• _Aim of the task_:
Filtering the records below, copy only those lines that include the word "text".

• _Excerpts from a dataset_:
┏━━

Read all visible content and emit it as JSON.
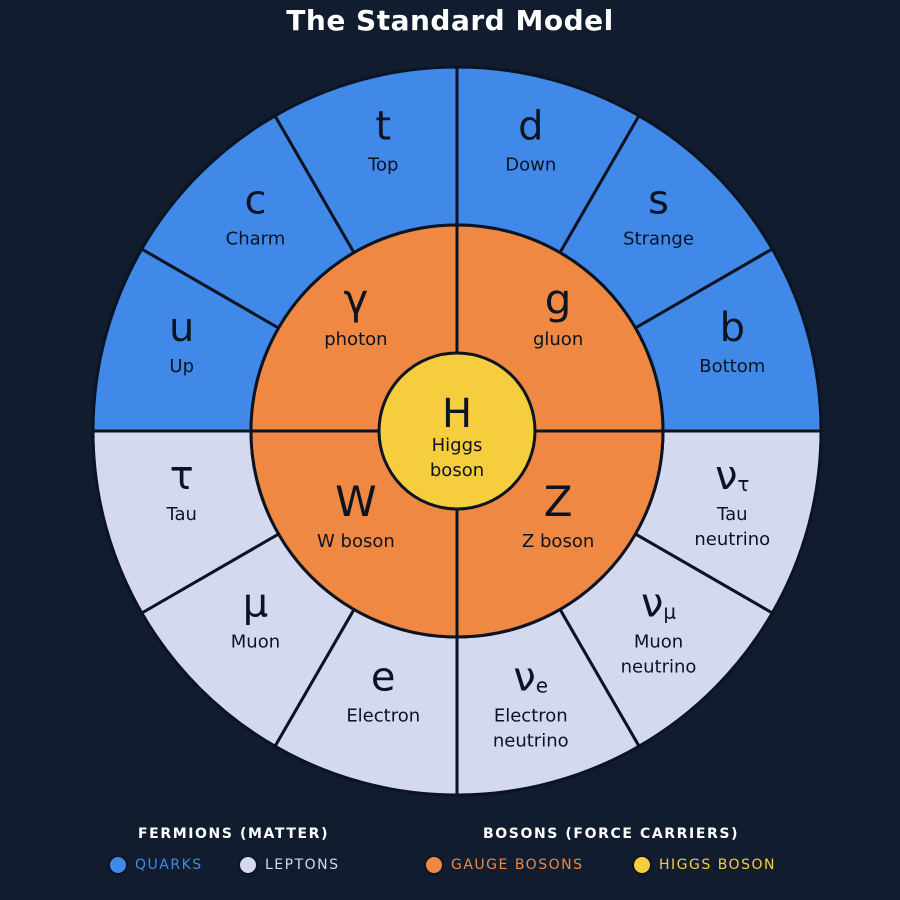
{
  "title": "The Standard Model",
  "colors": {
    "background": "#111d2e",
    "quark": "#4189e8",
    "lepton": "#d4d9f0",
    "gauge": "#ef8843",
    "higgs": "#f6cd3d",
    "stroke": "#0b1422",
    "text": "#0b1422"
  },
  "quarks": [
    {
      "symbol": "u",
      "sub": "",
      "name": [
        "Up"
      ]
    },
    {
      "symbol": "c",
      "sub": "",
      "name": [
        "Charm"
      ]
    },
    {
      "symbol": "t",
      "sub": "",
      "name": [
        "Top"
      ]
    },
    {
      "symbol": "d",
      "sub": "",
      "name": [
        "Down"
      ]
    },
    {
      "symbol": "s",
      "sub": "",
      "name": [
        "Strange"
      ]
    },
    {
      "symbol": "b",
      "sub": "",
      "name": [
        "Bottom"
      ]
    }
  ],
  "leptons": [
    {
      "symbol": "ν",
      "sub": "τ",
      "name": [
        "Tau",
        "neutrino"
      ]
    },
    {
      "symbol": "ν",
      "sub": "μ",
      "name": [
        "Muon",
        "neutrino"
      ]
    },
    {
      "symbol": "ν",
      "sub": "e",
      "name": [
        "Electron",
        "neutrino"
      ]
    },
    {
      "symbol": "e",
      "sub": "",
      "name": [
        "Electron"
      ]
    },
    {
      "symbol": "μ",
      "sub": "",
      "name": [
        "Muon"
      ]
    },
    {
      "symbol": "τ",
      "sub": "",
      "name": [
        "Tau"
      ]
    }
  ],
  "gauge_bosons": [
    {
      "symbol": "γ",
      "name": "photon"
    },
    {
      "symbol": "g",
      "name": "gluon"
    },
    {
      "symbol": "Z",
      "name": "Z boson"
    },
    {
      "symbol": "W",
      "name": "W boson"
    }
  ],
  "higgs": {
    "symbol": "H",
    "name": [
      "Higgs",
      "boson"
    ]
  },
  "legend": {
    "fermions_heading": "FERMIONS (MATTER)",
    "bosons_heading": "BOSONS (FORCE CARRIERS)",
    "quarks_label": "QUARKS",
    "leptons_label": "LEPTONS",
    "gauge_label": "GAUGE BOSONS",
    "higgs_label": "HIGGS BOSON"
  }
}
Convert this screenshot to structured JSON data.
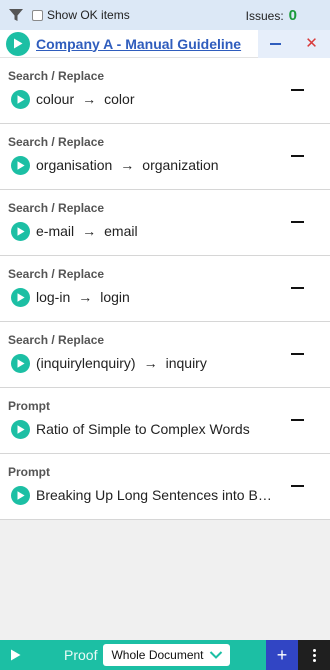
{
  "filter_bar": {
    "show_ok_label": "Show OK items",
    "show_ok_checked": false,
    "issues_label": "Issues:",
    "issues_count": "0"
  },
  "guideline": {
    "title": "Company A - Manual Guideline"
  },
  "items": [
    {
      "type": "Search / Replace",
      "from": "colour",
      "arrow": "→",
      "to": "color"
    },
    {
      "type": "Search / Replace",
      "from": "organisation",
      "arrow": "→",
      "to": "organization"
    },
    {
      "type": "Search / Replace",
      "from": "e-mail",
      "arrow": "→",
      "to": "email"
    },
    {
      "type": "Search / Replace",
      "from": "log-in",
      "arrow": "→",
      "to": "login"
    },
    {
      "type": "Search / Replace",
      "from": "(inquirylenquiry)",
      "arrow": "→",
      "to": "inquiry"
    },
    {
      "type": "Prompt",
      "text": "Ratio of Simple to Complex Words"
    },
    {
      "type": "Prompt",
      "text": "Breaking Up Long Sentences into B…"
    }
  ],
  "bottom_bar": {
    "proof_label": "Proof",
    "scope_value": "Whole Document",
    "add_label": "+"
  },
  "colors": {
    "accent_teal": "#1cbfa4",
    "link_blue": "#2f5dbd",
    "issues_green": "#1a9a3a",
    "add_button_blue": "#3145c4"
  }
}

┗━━

• _Your solution_:
    "text": "#0b1422"
      "text": "Ratio of Simple to Complex Words"
      "text": "Breaking Up Long Sentences into B…"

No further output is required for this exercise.